— INSTRUCTIONS FOR THE TASK —
Every entry needs to be repeated exactly, with nothing left out.

======

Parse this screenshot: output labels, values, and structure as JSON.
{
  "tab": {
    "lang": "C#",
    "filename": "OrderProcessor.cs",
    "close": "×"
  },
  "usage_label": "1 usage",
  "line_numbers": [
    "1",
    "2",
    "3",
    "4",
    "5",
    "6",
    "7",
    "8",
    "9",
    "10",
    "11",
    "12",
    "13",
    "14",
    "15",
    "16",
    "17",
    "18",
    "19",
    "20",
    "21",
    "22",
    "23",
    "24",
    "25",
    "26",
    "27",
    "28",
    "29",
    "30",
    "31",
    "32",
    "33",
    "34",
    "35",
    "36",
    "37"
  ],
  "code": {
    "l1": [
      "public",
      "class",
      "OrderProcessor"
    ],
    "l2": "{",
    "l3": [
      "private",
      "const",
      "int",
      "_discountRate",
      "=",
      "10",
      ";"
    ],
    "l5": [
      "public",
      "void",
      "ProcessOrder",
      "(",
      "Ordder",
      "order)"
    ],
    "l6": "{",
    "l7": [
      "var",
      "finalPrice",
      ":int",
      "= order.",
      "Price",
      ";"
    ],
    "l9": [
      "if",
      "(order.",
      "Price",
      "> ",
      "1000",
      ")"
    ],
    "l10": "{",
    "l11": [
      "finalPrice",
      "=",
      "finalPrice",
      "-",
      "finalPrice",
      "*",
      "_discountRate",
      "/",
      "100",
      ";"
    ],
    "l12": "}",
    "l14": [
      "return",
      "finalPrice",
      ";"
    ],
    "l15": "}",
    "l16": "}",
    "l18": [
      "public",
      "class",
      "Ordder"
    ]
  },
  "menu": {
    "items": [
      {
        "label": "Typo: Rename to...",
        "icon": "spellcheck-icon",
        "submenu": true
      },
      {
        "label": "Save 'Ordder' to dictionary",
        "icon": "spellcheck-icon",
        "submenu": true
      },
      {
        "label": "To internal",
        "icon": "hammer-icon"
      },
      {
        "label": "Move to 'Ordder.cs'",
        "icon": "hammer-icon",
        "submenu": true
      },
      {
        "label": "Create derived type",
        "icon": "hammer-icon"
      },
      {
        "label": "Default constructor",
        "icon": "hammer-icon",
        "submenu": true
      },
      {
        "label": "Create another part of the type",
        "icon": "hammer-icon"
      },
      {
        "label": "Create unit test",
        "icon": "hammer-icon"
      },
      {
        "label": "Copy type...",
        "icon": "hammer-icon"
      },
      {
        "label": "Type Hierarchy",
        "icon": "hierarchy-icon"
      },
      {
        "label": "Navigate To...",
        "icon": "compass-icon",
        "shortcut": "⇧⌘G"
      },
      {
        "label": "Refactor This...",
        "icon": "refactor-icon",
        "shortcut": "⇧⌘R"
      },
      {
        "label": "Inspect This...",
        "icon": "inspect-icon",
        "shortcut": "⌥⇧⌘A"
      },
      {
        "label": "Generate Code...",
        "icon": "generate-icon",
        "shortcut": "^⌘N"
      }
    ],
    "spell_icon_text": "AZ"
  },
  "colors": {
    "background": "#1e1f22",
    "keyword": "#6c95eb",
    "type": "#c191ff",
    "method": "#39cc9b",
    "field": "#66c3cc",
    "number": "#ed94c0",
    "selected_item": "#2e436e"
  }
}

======

— RESULT OF THIS TASK —
Parse this screenshot: output labels, values, and structure as JSON.
{
  "tab": {
    "lang": "C#",
    "filename": "OrderProcessor.cs",
    "close": "×"
  },
  "usage_label": "1 usage",
  "line_numbers": [
    "1",
    "2",
    "3",
    "4",
    "5",
    "6",
    "7",
    "8",
    "9",
    "10",
    "11",
    "12",
    "13",
    "14",
    "15",
    "16",
    "17",
    "18",
    "19",
    "20",
    "21",
    "22",
    "23",
    "24",
    "25",
    "26",
    "27",
    "28",
    "29",
    "30",
    "31",
    "32",
    "33",
    "34",
    "35",
    "36",
    "37"
  ],
  "code": {
    "l1": [
      "public",
      "class",
      "OrderProcessor"
    ],
    "l2": "{",
    "l3": [
      "private",
      "const",
      "int",
      "_discountRate",
      "=",
      "10",
      ";"
    ],
    "l5": [
      "public",
      "void",
      "ProcessOrder",
      "(",
      "Ordder",
      "order)"
    ],
    "l6": "{",
    "l7": [
      "var",
      "finalPrice",
      ":int",
      "= order.",
      "Price",
      ";"
    ],
    "l9": [
      "if",
      "(order.",
      "Price",
      "> ",
      "1000",
      ")"
    ],
    "l10": "{",
    "l11": [
      "finalPrice",
      "=",
      "finalPrice",
      "-",
      "finalPrice",
      "*",
      "_discountRate",
      "/",
      "100",
      ";"
    ],
    "l12": "}",
    "l14": [
      "return",
      "finalPrice",
      ";"
    ],
    "l15": "}",
    "l16": "}",
    "l18": [
      "public",
      "class",
      "Ordder"
    ]
  },
  "menu": {
    "items": [
      {
        "label": "Typo: Rename to...",
        "icon": "spellcheck-icon",
        "submenu": true
      },
      {
        "label": "Save 'Ordder' to dictionary",
        "icon": "spellcheck-icon",
        "submenu": true
      },
      {
        "label": "To internal",
        "icon": "hammer-icon"
      },
      {
        "label": "Move to 'Ordder.cs'",
        "icon": "hammer-icon",
        "submenu": true
      },
      {
        "label": "Create derived type",
        "icon": "hammer-icon"
      },
      {
        "label": "Default constructor",
        "icon": "hammer-icon",
        "submenu": true
      },
      {
        "label": "Create another part of the type",
        "icon": "hammer-icon"
      },
      {
        "label": "Create unit test",
        "icon": "hammer-icon"
      },
      {
        "label": "Copy type...",
        "icon": "hammer-icon"
      },
      {
        "label": "Type Hierarchy",
        "icon": "hierarchy-icon"
      },
      {
        "label": "Navigate To...",
        "icon": "compass-icon",
        "shortcut": "⇧⌘G"
      },
      {
        "label": "Refactor This...",
        "icon": "refactor-icon",
        "shortcut": "⇧⌘R"
      },
      {
        "label": "Inspect This...",
        "icon": "inspect-icon",
        "shortcut": "⌥⇧⌘A"
      },
      {
        "label": "Generate Code...",
        "icon": "generate-icon",
        "shortcut": "^⌘N"
      }
    ],
    "spell_icon_text": "AZ"
  },
  "colors": {
    "background": "#1e1f22",
    "keyword": "#6c95eb",
    "type": "#c191ff",
    "method": "#39cc9b",
    "field": "#66c3cc",
    "number": "#ed94c0",
    "selected_item": "#2e436e"
  }
}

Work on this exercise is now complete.